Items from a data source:
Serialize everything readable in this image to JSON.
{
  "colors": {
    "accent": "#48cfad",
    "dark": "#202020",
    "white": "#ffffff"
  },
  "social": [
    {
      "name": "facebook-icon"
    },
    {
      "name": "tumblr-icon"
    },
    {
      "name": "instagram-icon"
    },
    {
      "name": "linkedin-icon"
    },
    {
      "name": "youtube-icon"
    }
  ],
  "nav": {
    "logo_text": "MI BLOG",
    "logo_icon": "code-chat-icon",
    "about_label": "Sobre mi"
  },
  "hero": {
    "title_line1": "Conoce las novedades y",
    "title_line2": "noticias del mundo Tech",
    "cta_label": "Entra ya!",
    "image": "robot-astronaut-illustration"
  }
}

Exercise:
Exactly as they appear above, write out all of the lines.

Answer to the exercise:
Serialize everything readable in this image to JSON.
{
  "colors": {
    "accent": "#48cfad",
    "dark": "#202020",
    "white": "#ffffff"
  },
  "social": [
    {
      "name": "facebook-icon"
    },
    {
      "name": "tumblr-icon"
    },
    {
      "name": "instagram-icon"
    },
    {
      "name": "linkedin-icon"
    },
    {
      "name": "youtube-icon"
    }
  ],
  "nav": {
    "logo_text": "MI BLOG",
    "logo_icon": "code-chat-icon",
    "about_label": "Sobre mi"
  },
  "hero": {
    "title_line1": "Conoce las novedades y",
    "title_line2": "noticias del mundo Tech",
    "cta_label": "Entra ya!",
    "image": "robot-astronaut-illustration"
  }
}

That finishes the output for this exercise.